>>>
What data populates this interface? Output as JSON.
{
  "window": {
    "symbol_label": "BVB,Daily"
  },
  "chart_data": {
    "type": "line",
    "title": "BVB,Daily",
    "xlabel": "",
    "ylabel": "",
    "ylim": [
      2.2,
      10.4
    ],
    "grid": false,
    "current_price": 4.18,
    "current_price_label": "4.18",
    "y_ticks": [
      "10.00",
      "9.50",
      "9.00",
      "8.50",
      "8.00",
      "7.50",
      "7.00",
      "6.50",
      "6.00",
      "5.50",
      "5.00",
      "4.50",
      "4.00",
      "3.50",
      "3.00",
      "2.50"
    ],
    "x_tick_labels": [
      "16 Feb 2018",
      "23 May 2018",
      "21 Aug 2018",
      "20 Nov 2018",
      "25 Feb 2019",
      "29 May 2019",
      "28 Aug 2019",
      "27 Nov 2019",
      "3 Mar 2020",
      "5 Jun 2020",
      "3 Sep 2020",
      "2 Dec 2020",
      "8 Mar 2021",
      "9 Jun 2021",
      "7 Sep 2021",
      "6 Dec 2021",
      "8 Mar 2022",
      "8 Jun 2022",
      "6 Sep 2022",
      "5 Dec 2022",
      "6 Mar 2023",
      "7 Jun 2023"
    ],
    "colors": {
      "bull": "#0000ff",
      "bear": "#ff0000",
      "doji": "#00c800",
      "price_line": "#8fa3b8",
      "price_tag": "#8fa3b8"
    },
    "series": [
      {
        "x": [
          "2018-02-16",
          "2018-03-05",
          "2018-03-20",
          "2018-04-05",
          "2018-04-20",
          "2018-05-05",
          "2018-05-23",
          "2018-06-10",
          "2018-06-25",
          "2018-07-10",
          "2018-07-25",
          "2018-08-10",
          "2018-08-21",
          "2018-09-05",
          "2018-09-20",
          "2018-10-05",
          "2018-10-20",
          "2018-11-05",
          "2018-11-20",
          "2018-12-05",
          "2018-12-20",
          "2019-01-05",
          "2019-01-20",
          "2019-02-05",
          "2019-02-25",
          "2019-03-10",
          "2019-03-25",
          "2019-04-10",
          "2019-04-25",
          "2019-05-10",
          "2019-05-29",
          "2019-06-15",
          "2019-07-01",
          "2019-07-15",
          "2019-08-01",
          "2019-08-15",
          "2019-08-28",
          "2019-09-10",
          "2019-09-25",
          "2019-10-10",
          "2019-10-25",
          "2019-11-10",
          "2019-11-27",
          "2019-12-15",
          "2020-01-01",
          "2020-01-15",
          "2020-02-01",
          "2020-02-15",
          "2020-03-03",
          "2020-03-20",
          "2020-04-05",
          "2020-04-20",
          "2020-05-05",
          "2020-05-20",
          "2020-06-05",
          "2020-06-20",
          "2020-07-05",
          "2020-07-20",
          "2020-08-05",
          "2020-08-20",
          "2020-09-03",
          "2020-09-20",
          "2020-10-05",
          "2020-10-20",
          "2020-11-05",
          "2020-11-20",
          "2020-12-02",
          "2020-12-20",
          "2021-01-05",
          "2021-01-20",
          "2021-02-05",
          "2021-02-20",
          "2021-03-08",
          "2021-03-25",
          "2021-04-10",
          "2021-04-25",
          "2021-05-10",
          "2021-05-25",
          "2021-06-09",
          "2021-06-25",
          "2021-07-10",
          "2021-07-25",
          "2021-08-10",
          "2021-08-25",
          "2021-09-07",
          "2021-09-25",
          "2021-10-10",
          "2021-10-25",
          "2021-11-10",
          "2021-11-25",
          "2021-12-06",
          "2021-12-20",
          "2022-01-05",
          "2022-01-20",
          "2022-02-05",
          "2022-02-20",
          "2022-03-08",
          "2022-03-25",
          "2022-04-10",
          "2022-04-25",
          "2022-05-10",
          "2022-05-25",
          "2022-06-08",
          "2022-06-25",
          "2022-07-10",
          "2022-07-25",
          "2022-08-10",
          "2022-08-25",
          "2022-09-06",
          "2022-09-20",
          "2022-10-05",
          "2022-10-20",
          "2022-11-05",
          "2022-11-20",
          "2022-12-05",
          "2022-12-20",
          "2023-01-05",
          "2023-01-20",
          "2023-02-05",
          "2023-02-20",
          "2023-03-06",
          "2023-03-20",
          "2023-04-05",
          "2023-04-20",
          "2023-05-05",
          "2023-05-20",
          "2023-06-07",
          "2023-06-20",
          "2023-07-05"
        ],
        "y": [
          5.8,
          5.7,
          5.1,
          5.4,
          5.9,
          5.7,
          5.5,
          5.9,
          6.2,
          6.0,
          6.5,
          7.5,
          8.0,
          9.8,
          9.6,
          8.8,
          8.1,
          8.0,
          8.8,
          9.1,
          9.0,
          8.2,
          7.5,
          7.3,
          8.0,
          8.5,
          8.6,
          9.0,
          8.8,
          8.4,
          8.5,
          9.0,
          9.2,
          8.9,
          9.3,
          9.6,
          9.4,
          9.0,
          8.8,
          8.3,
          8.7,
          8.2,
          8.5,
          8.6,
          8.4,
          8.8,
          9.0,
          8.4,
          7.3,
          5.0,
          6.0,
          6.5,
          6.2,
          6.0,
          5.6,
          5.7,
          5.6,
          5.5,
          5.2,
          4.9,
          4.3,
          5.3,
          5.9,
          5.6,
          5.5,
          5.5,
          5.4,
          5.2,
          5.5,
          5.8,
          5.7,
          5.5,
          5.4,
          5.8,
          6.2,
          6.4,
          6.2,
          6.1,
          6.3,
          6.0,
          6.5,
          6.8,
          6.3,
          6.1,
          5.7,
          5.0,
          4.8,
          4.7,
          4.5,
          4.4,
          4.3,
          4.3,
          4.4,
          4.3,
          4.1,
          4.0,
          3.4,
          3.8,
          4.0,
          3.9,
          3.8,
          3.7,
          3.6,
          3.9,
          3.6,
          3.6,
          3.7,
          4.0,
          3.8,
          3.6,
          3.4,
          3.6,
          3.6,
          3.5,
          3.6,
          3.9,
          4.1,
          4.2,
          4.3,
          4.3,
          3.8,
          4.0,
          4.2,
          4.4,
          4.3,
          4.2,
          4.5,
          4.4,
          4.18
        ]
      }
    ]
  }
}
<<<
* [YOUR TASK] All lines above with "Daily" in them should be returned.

* [RESULT]
    "symbol_label": "BVB,Daily"
    "title": "BVB,Daily",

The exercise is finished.